- Opening Delimiter -

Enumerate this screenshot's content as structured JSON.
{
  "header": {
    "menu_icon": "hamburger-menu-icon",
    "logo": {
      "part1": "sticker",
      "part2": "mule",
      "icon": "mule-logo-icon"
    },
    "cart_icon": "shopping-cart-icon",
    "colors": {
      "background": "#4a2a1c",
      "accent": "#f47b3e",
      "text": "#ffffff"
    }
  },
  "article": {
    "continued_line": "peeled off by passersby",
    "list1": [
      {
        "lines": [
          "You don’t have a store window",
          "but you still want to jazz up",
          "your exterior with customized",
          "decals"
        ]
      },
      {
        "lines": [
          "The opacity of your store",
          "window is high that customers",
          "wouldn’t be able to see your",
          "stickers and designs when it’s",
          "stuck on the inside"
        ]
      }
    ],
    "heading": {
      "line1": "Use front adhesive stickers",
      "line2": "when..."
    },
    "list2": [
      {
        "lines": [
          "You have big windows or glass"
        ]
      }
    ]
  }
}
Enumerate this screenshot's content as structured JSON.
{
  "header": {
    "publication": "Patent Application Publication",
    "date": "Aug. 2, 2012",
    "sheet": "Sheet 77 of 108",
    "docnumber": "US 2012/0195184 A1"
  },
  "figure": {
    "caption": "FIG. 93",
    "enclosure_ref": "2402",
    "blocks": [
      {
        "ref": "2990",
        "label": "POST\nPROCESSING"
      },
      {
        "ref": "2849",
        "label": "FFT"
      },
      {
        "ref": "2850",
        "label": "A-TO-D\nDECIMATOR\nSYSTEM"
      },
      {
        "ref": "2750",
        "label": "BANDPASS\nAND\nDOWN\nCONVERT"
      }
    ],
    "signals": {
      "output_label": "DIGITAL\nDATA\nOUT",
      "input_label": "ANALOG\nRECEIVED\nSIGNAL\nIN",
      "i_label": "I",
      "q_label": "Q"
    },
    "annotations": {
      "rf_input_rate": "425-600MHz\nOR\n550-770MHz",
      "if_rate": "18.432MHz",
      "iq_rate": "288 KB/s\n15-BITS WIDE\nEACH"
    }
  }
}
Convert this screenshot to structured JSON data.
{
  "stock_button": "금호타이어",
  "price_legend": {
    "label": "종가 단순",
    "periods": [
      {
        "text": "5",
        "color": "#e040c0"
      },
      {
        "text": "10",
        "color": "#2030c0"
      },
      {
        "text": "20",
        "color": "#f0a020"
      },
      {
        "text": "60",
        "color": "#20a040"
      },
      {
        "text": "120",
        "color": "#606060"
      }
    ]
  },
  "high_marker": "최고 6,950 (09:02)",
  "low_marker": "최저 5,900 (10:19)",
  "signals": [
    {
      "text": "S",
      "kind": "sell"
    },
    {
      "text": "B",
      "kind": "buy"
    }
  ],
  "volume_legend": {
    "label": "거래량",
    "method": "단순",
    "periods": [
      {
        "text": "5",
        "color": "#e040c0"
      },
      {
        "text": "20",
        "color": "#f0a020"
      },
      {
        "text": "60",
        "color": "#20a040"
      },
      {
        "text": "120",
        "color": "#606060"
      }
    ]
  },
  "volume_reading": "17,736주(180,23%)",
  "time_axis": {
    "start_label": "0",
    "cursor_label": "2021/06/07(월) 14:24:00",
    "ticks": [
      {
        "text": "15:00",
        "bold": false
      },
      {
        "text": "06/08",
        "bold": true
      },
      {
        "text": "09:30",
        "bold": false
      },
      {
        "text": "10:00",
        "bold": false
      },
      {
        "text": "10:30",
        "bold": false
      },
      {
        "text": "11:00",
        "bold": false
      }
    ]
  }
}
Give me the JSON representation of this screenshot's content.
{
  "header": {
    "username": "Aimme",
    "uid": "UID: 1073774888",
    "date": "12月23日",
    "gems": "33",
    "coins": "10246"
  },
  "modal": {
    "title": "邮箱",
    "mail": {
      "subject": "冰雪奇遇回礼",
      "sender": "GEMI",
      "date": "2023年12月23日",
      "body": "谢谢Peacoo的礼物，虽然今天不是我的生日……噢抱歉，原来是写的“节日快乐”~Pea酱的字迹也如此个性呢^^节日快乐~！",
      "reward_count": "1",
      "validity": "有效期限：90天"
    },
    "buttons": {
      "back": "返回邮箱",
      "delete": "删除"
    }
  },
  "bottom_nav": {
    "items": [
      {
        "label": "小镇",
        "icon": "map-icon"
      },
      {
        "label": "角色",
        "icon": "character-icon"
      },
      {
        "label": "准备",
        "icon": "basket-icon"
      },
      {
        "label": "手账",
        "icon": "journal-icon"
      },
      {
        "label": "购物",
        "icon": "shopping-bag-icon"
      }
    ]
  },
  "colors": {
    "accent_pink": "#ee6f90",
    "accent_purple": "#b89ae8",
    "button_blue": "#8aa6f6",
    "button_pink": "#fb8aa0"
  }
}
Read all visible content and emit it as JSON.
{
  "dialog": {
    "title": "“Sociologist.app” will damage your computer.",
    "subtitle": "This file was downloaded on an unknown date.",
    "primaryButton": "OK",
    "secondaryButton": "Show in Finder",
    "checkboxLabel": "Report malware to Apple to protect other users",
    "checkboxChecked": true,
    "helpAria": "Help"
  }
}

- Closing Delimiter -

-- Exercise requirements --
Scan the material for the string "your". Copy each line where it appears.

-- Answer to this exercise --
          "your exterior with customized",
          "The opacity of your store",
          "wouldn’t be able to see your",
    "title": "“Sociologist.app” will damage your computer.",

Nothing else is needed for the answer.